Available data>
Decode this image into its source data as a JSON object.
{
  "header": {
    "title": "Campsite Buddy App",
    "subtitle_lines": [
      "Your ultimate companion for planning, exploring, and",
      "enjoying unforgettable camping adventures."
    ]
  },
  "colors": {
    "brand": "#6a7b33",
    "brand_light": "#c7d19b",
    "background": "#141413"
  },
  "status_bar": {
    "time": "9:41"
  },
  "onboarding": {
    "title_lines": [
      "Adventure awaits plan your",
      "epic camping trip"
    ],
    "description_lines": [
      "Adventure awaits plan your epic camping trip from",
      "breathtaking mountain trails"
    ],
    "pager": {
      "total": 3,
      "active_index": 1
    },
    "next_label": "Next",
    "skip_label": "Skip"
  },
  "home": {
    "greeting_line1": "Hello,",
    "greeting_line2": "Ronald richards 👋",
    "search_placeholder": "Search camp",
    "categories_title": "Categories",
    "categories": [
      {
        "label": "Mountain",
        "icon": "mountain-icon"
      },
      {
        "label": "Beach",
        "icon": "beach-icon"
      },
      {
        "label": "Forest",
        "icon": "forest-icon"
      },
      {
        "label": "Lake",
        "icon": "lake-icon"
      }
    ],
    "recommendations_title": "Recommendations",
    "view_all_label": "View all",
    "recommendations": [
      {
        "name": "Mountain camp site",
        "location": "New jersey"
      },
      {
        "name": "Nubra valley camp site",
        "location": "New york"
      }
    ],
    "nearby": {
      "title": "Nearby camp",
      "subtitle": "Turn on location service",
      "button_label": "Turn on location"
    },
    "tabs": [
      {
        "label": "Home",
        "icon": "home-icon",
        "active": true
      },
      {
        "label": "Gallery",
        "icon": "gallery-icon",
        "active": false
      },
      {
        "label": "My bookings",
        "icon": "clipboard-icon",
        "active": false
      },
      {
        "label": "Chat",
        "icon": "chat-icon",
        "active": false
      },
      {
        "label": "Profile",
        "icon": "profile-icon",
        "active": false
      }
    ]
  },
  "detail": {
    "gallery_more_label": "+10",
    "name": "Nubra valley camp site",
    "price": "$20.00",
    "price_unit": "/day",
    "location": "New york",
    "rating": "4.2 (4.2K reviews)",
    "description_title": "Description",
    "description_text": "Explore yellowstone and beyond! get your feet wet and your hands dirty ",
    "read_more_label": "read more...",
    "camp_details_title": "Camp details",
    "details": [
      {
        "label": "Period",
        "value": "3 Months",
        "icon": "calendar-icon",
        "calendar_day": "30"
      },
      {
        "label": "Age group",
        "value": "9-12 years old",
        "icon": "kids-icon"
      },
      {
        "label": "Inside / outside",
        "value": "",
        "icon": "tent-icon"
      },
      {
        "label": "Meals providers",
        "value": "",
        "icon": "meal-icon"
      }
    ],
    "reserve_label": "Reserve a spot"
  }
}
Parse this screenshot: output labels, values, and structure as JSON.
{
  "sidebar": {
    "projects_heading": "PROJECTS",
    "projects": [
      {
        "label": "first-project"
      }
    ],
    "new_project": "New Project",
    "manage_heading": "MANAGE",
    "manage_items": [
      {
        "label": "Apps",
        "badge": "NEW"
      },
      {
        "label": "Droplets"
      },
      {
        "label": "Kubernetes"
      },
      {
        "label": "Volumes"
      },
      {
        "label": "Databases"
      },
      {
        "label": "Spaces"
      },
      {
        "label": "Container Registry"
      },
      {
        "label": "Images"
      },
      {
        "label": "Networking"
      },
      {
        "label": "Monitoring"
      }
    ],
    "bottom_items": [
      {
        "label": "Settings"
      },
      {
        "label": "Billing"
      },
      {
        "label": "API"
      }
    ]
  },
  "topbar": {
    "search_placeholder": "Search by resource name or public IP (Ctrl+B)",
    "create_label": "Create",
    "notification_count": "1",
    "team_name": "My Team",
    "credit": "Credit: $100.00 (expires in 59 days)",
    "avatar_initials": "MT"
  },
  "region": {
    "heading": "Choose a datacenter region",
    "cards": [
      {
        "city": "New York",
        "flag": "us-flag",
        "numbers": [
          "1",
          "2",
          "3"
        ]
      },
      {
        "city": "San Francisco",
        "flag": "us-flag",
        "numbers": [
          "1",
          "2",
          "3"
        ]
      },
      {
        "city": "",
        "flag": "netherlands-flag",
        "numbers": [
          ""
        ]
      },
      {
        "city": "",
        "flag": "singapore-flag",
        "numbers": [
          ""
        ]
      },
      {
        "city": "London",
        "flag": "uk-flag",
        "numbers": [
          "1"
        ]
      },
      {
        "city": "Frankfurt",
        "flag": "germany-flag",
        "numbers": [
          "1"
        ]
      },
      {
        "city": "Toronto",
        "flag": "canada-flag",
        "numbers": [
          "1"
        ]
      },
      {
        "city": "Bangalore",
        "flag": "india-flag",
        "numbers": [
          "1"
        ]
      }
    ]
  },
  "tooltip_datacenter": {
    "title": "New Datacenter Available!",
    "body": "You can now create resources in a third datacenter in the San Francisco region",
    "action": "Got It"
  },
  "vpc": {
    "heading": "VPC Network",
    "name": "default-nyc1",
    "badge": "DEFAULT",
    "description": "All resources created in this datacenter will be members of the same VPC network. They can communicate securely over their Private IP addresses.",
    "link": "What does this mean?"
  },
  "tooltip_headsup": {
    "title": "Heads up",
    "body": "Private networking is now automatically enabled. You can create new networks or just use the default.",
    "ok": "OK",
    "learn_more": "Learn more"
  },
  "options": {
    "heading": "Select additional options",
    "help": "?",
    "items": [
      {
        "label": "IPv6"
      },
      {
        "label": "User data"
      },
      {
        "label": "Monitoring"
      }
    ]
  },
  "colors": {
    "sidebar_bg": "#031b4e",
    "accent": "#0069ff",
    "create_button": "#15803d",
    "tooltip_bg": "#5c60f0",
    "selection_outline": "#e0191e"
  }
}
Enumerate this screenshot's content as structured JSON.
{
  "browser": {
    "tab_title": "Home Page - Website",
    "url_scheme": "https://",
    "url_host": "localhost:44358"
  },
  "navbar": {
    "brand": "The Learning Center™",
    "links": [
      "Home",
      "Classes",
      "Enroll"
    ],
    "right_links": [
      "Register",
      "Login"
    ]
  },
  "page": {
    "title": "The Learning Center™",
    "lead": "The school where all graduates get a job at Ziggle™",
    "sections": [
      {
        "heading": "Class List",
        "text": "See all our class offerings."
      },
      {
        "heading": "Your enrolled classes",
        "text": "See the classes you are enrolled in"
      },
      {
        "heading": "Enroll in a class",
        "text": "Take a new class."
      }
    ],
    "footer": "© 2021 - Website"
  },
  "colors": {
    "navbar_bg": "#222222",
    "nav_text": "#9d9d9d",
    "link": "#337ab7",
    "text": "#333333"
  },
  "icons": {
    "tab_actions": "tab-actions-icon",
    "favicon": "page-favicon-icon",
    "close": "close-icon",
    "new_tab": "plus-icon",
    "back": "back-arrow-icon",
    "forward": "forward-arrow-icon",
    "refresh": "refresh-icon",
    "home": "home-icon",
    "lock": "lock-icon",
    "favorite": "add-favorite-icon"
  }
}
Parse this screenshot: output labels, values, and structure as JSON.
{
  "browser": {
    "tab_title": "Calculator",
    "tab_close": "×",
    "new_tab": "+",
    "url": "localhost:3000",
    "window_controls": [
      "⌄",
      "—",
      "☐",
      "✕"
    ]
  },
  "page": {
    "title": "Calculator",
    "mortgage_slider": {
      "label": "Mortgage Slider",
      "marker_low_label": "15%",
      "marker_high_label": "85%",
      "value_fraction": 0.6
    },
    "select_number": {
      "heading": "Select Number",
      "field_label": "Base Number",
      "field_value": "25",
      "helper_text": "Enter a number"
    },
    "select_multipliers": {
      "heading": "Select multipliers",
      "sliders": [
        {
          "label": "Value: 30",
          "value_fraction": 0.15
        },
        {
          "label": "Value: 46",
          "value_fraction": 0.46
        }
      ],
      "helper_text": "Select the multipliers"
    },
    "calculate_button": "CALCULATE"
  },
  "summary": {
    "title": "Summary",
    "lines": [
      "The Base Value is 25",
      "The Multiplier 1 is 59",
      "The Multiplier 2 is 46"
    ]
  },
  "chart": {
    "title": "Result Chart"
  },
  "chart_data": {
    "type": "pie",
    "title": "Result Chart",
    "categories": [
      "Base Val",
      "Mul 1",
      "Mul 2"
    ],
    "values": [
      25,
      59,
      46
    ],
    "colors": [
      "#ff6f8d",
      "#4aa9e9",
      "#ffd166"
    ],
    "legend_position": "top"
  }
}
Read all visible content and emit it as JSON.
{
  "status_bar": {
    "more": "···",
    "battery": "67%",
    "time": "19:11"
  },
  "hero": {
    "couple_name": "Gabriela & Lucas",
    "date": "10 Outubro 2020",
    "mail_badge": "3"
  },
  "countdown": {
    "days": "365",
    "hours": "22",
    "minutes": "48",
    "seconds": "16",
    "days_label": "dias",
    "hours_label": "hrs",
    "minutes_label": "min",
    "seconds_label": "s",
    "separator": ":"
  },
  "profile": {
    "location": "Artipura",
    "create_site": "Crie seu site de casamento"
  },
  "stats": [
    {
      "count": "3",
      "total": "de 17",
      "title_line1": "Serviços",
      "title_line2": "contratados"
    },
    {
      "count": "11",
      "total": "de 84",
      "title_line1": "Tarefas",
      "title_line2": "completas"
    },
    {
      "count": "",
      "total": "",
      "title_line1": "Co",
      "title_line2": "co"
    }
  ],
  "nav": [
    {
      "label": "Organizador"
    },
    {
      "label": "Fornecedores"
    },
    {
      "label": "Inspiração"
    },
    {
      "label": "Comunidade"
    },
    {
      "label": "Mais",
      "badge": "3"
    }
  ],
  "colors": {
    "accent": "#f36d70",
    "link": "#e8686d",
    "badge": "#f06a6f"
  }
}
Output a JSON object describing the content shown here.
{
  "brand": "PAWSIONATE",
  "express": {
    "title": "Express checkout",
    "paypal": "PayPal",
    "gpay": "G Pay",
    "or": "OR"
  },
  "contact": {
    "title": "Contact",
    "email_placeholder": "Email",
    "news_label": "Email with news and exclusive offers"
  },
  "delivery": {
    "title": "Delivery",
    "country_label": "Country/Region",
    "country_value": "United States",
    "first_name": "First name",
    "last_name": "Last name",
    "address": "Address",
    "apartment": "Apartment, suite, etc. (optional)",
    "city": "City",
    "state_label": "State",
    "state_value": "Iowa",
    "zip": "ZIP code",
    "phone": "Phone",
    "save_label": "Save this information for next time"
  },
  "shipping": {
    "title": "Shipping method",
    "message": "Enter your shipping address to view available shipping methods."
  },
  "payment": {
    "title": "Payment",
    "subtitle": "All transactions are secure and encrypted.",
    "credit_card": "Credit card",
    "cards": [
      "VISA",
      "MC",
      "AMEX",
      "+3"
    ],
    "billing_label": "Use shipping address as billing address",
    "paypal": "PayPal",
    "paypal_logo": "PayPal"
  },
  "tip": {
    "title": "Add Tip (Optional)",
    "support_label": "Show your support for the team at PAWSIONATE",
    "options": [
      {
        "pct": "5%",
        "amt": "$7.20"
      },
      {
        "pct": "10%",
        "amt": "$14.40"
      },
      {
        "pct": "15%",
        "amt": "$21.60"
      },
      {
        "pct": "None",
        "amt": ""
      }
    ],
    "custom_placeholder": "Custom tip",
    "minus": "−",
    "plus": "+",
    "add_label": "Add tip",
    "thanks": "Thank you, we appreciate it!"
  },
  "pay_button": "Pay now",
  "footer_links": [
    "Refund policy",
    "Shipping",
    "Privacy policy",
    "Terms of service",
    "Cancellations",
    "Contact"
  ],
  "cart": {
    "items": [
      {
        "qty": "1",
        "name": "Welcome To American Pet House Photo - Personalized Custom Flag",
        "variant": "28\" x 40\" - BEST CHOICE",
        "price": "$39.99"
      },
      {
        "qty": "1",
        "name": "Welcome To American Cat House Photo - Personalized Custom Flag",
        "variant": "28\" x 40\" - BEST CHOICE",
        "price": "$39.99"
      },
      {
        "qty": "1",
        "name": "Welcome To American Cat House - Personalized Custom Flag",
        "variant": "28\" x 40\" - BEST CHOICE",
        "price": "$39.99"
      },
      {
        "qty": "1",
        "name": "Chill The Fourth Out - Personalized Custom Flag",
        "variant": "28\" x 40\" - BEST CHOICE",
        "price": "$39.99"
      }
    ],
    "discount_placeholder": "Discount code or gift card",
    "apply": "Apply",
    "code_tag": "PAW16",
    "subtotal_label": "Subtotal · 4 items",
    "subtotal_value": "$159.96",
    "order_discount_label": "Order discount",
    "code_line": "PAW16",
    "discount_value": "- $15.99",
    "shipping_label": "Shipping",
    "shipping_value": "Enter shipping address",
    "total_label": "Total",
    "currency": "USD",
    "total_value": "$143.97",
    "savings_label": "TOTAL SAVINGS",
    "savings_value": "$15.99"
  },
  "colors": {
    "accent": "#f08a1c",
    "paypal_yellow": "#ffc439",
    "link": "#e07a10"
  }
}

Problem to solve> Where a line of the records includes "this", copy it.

Task answer>
Decode this image into its source data as a JSON object.
Parse this screenshot: output labels, values, and structure as JSON.
    "description": "All resources created in this datacenter will be members of the same VPC network. They can communicate securely over their Private IP addresses.",
    "link": "What does this mean?"
Enumerate this screenshot's content as structured JSON.
Parse this screenshot: output labels, values, and structure as JSON.
    "save_label": "Save this information for next time"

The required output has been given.